If constructed like all lower oboes, it’s bottom low B would sound a low E just below the bass clef.  However, with a brand new instrument, there is no need to have this limitation of just descending to the same note everyone else does.  I would be preferable to extend it to a written low B-flat like the Oboe itself (sounding an E-flat) or a more practical low A (sounding a D).

An instrument descending to roughly this depth already exists in the newly invented Lupophone by Guntram Wolf.  This instrument goes all the way down to an F.  I will discuss this instrument in a later post.  In some aspects of its design, the Lupophone deviates from standard oboe construction.  For now, however, a Lupophone could substitute nicely for a Baritone Oboe in F.

The Baritone Oboe could be a heavier solo voice or fill in harmonies.  The sound would be highly mournful.

This is a video I made using the Salome video I linked to in the previous post.  I took that recording and pitched it down a perfect fifth to give the impression of what a Baritone Oboe might sound like.  This is not a perfect process, but it gives a good idea of the possibility.

Bass Oboe (Contrabass)

Bass oboe range

A full octave lower than the Tenor Oboe, the Bass Oboe would be an instrument the exact same pitch as the Bassoon.  This is supposedly the instrument that Strauss heard.

The best comparison would be to the Bassoon.  A Bassoon is typically thought of as a mellow and smooth instrument, whereas a Bass Oboe would have a bite and an edge to its sound.

Like the Baritone Oboe, there is no reason why the Bass Oboe should stop at a low B.  B-flat and A are both completely viable options.

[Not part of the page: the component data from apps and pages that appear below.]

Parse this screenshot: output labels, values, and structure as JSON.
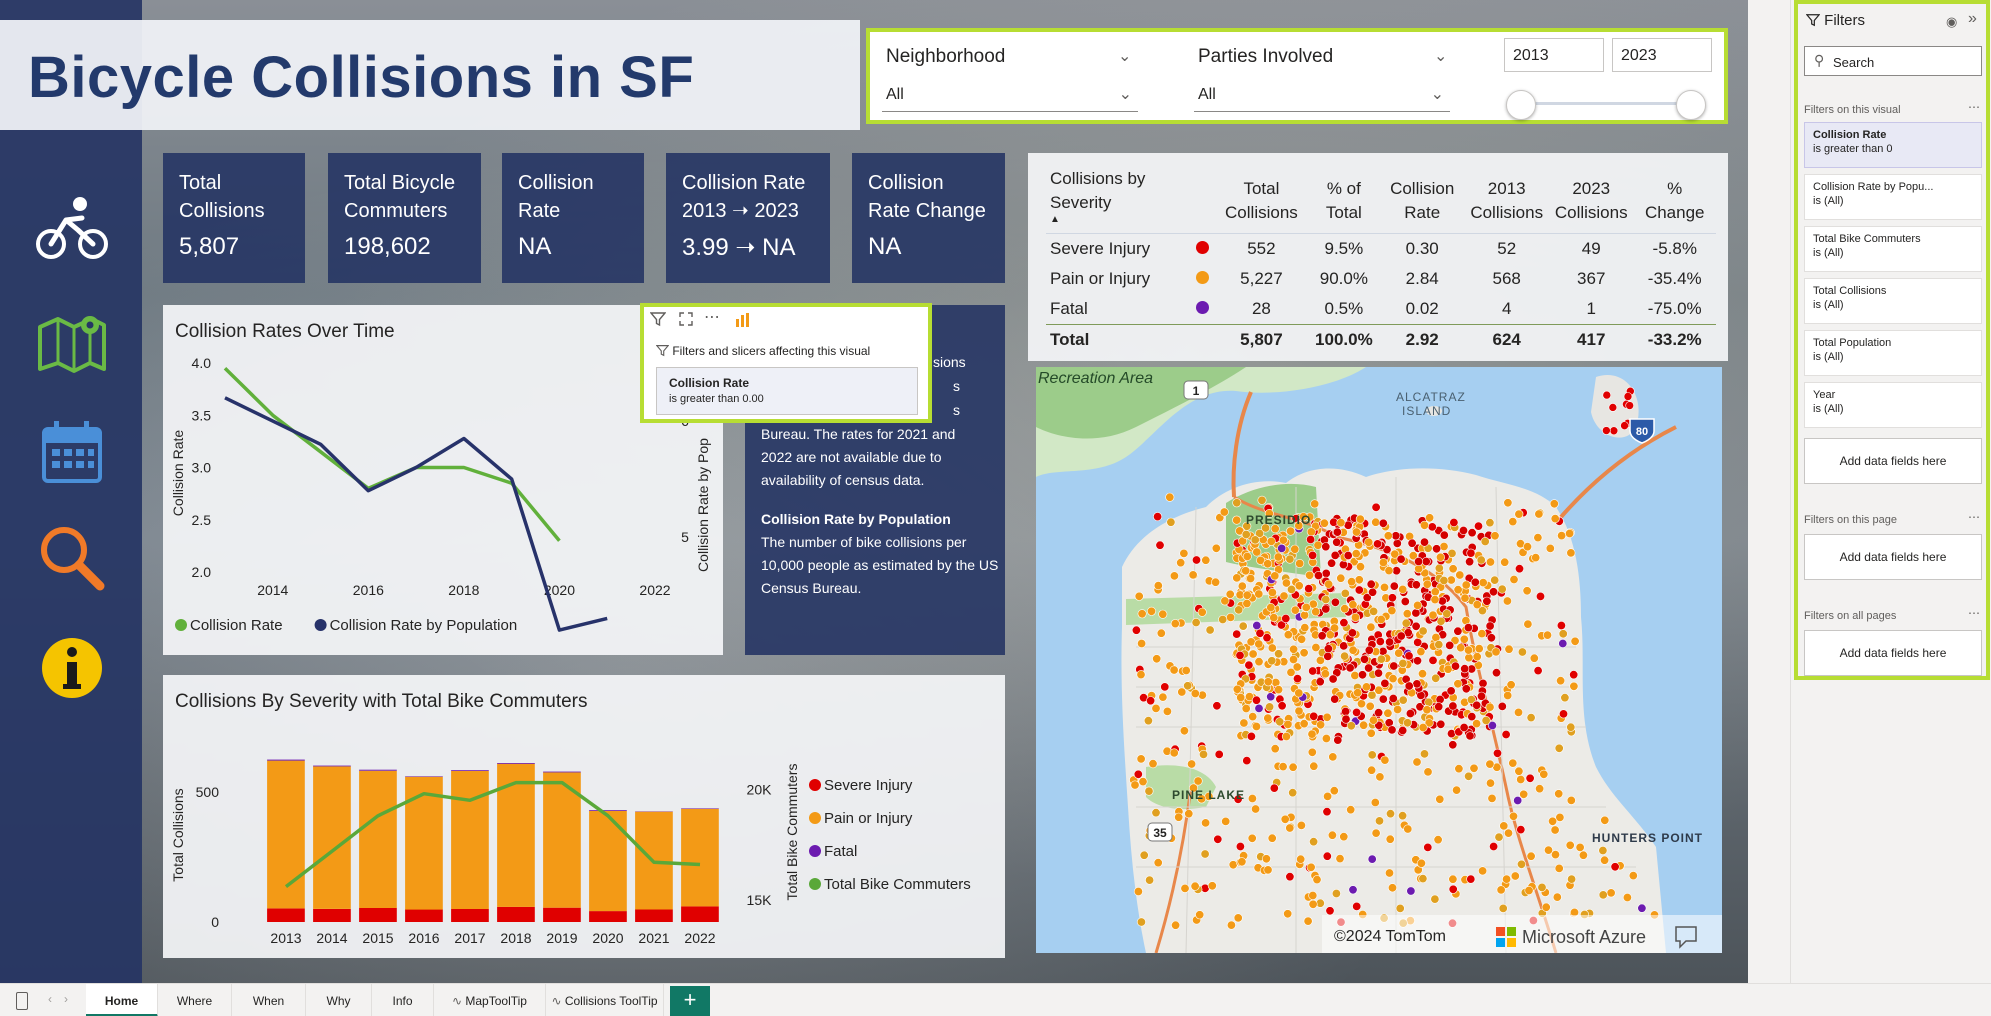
{
  "title": "Bicycle Collisions in SF",
  "slicers": {
    "neighborhood": {
      "label": "Neighborhood",
      "value": "All"
    },
    "parties": {
      "label": "Parties Involved",
      "value": "All"
    },
    "year_start": "2013",
    "year_end": "2023"
  },
  "kpis": [
    {
      "title": "Total Collisions",
      "value": "5,807"
    },
    {
      "title": "Total Bicycle Commuters",
      "value": "198,602"
    },
    {
      "title": "Collision Rate",
      "value": "NA"
    },
    {
      "title": "Collision Rate 2013 ➝ 2023",
      "value": "3.99 ➝ NA"
    },
    {
      "title": "Collision Rate Change",
      "value": "NA"
    }
  ],
  "line_chart": {
    "title": "Collision Rates Over Time",
    "ylabel_left": "Collision Rate",
    "ylabel_right": "Collision Rate by Pop",
    "left_ticks": [
      "4.0",
      "3.5",
      "3.0",
      "2.5",
      "2.0"
    ],
    "right_ticks": [
      "6",
      "5"
    ],
    "x_ticks": [
      "2014",
      "2016",
      "2018",
      "2020",
      "2022"
    ],
    "legend": [
      "Collision Rate",
      "Collision Rate by Population"
    ]
  },
  "tooltip": {
    "title": "Filters and slicers affecting this visual",
    "field": "Collision Rate",
    "condition": "is greater than 0.00"
  },
  "info": {
    "partial_line1": "sions",
    "partial_line2": "s",
    "partial_line3": "s",
    "line_a": "Bureau. The rates for 2021 and",
    "line_b": "2022 are not available due to",
    "line_c": "availability of census data.",
    "heading2": "Collision Rate by Population",
    "para2": "The number of bike collisions per 10,000 people as estimated by the US Census Bureau."
  },
  "bar_chart": {
    "title": "Collisions By Severity with Total Bike Commuters",
    "ylabel_left": "Total Collisions",
    "ylabel_right": "Total Bike Commuters",
    "left_ticks": [
      "500",
      "0"
    ],
    "right_ticks": [
      "20K",
      "15K"
    ],
    "legend": [
      "Severe Injury",
      "Pain or Injury",
      "Fatal",
      "Total Bike Commuters"
    ]
  },
  "severity_table": {
    "headers": [
      "Collisions by Severity",
      "Total Collisions",
      "% of Total",
      "Collision Rate",
      "2013 Collisions",
      "2023 Collisions",
      "% Change"
    ],
    "rows": [
      {
        "name": "Severe Injury",
        "color": "#e00000",
        "vals": [
          "552",
          "9.5%",
          "0.30",
          "52",
          "49",
          "-5.8%"
        ]
      },
      {
        "name": "Pain or Injury",
        "color": "#f39a16",
        "vals": [
          "5,227",
          "90.0%",
          "2.84",
          "568",
          "367",
          "-35.4%"
        ]
      },
      {
        "name": "Fatal",
        "color": "#6c1bb0",
        "vals": [
          "28",
          "0.5%",
          "0.02",
          "4",
          "1",
          "-75.0%"
        ]
      }
    ],
    "total": {
      "name": "Total",
      "vals": [
        "5,807",
        "100.0%",
        "2.92",
        "624",
        "417",
        "-33.2%"
      ]
    }
  },
  "map": {
    "labels": [
      "Recreation Area",
      "ALCATRAZ ISLAND",
      "PRESIDIO",
      "PINE LAKE",
      "HUNTERS POINT"
    ],
    "shields": [
      "1",
      "80",
      "35"
    ],
    "copyright": "©2024 TomTom",
    "brand": "Microsoft Azure"
  },
  "filters_pane": {
    "title": "Filters",
    "search": "Search",
    "section_visual": "Filters on this visual",
    "section_page": "Filters on this page",
    "section_all": "Filters on all pages",
    "add": "Add data fields here",
    "cards": [
      {
        "name": "Collision Rate",
        "cond": "is greater than 0"
      },
      {
        "name": "Collision Rate by Popu...",
        "cond": "is (All)"
      },
      {
        "name": "Total Bike Commuters",
        "cond": "is (All)"
      },
      {
        "name": "Total Collisions",
        "cond": "is (All)"
      },
      {
        "name": "Total Population",
        "cond": "is (All)"
      },
      {
        "name": "Year",
        "cond": "is (All)"
      }
    ]
  },
  "tabs": [
    "Home",
    "Where",
    "When",
    "Why",
    "Info",
    "MapToolTip",
    "Collisions ToolTip"
  ],
  "colors": {
    "navy": "#263564",
    "accent": "#b7dd33",
    "severe": "#e00000",
    "pain": "#f39a16",
    "fatal": "#6c1bb0",
    "commuters": "#5aa839",
    "rate_green": "#61b03b",
    "rate_navy": "#27326a"
  },
  "chart_data": [
    {
      "type": "line",
      "title": "Collision Rates Over Time",
      "xlabel": "",
      "ylabel": "Collision Rate",
      "x": [
        2013,
        2014,
        2015,
        2016,
        2017,
        2018,
        2019,
        2020,
        2021,
        2022
      ],
      "series": [
        {
          "name": "Collision Rate",
          "axis": "left",
          "values": [
            3.95,
            3.5,
            3.15,
            2.8,
            3.0,
            3.0,
            2.85,
            2.3,
            null,
            null
          ]
        },
        {
          "name": "Collision Rate by Population",
          "axis": "right",
          "values": [
            6.2,
            6.0,
            5.8,
            5.4,
            5.6,
            5.85,
            5.5,
            4.2,
            4.3,
            null
          ]
        }
      ],
      "ylim_left": [
        2.0,
        4.0
      ],
      "ylim_right": [
        4.7,
        6.5
      ],
      "grid": false,
      "legend": "bottom"
    },
    {
      "type": "bar",
      "title": "Collisions By Severity with Total Bike Commuters",
      "ylabel": "Total Collisions",
      "ylabel_right": "Total Bike Commuters",
      "categories": [
        "2013",
        "2014",
        "2015",
        "2016",
        "2017",
        "2018",
        "2019",
        "2020",
        "2021",
        "2022"
      ],
      "series": [
        {
          "name": "Severe Injury",
          "values": [
            52,
            50,
            54,
            48,
            50,
            58,
            55,
            42,
            48,
            60
          ]
        },
        {
          "name": "Pain or Injury",
          "values": [
            568,
            548,
            527,
            510,
            530,
            550,
            520,
            385,
            376,
            375
          ]
        },
        {
          "name": "Fatal",
          "values": [
            4,
            3,
            4,
            2,
            3,
            3,
            3,
            3,
            1,
            2
          ]
        },
        {
          "name": "Total Bike Commuters",
          "type": "line",
          "axis": "right",
          "values": [
            15600,
            17200,
            18800,
            19800,
            19500,
            20300,
            20300,
            18800,
            16700,
            16600
          ]
        }
      ],
      "ylim": [
        0,
        680
      ],
      "ylim_right": [
        14000,
        22000
      ],
      "legend": "right"
    }
  ]
}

Here I used the same technique from the Baritone Oboe video.  I used the same audio excerpt and dropped the pitch one full octave.  (Note, I used the name Contrabass Oboe in the video simply because that would generate the most hits.)

It has always baffled me why oboe manufacturers have never completed the family.  The design is not so difficult to render it impossible to build.  The materials are not so costly to prohibit manufacture.  My guess, is that oboe players are simply content with their limited range of instruments as it takes far longer to master the oboe than almost any other wind instrument.  Why bother with the time to learn a new member of the family, when the primary instrument is difficult enough.

Oboes – Introduction


Introduction – The prima dona of the woodwinds, the Oboe is the most glamorous soloist in the band.  No other soprano instrument can project the range of emotions that the Oboe can.  Sadly, the Oboe, and all double reeds in general, are criminally overlooked by most bandestrators.  They have been thought of as mere color instruments for far too long.  This is in sad deference to the noble origins of wind bands where the double reeds were the bulk of the ensemble.

The Oboe is the true leader and soprano voice of the woodwind family.  Treat it as such.

Oboe Family

The oboe family is far smaller than most of the other woodwinds.  Traditionally, only four members have been used, with the higher Piccolo Oboe doomed to textbook obscurity.  I would attempt to reclassify the oboe family along the lines of the flute family, but the names of the oboes are so ingrained in their usage, and oboe players so stagnant in their views, that I’m afraid my endeavor would be useless.  That said, there is a sample of what the true names of these instruments should be.

Traditional Name

Practical Name

Piccolo Oboe or Oboe Musette Sopranino Oboe
Oboe Soprano Oboe
Oboe d’Amore Mezzo-Soprano Oboe
English Horn Alto Oboe
Bass Oboe Tenor Oboe

As you can see, the traditional nomenclature follows no rhyme or reason.  It exists as it is.  For the foreseeable future no further members of the oboe family are likely to appear.  As a composer, I would love to have available instruments an octave below the English Horn and the Bass Oboe (Baritone and Bass Oboes according to the chart of “practical” names), but I don’t think I will ever get my wish.


Piccolo Oboe


Oboe d’Amore

English Horn

Bass Oboe